RECORDS SUPPLIED Block Start

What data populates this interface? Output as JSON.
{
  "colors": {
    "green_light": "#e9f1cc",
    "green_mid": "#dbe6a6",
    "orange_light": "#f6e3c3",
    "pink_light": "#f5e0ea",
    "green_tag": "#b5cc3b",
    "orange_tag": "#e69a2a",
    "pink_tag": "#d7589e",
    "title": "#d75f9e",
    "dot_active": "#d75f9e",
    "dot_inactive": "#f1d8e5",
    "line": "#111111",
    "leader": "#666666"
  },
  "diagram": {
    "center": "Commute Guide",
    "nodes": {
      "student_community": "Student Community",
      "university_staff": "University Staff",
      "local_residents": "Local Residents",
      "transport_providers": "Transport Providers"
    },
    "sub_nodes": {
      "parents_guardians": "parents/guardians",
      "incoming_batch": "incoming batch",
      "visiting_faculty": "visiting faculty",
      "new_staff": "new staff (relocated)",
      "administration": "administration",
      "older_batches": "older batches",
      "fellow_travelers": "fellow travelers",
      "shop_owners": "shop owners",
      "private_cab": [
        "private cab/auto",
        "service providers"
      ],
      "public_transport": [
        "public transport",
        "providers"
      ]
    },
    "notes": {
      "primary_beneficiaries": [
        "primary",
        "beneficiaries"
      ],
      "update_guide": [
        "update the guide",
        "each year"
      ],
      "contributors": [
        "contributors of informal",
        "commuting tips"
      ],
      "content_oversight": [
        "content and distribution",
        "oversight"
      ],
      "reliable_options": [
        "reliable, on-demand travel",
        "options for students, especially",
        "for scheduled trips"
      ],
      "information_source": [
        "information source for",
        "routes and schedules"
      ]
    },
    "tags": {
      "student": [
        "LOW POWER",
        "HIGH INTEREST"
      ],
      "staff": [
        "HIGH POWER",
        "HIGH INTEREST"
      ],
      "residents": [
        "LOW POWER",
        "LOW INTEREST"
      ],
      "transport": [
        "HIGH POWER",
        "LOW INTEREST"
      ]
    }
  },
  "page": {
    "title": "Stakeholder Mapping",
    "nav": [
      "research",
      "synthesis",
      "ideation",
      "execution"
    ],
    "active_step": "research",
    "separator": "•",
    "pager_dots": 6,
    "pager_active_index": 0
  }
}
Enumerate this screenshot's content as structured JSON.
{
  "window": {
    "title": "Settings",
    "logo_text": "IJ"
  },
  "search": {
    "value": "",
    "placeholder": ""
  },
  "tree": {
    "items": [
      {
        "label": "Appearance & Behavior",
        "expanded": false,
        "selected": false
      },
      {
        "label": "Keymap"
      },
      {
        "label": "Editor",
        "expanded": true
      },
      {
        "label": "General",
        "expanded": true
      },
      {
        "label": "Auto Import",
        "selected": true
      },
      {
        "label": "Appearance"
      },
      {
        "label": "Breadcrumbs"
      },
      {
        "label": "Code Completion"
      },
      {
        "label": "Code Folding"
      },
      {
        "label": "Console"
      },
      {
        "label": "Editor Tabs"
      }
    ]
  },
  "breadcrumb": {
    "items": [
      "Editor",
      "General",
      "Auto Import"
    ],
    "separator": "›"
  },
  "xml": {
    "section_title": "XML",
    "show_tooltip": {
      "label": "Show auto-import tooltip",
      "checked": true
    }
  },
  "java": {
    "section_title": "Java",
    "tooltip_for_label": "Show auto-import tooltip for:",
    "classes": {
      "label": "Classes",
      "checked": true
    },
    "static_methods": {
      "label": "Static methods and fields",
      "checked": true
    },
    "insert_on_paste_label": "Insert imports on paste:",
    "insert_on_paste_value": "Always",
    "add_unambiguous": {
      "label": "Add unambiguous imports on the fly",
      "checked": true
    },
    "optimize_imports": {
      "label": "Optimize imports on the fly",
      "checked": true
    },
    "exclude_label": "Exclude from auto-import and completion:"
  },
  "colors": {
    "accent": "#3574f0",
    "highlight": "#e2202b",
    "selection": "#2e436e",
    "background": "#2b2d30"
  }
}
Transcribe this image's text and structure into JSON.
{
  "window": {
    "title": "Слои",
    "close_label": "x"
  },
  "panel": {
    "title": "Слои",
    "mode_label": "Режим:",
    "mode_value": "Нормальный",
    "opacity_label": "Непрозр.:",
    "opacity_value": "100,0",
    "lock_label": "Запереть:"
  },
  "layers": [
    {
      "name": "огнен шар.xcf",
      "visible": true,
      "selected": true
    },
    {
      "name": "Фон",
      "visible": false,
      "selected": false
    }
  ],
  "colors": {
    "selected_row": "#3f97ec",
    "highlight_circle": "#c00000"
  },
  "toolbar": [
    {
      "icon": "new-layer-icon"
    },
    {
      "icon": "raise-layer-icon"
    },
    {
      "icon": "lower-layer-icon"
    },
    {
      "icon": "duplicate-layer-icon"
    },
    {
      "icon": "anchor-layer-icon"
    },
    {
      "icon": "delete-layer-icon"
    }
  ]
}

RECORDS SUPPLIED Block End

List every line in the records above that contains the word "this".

EXPECTED ANSWER ▸
What data populates this interface? Output as JSON.
Enumerate this screenshot's content as structured JSON.
Transcribe this image's text and structure into JSON.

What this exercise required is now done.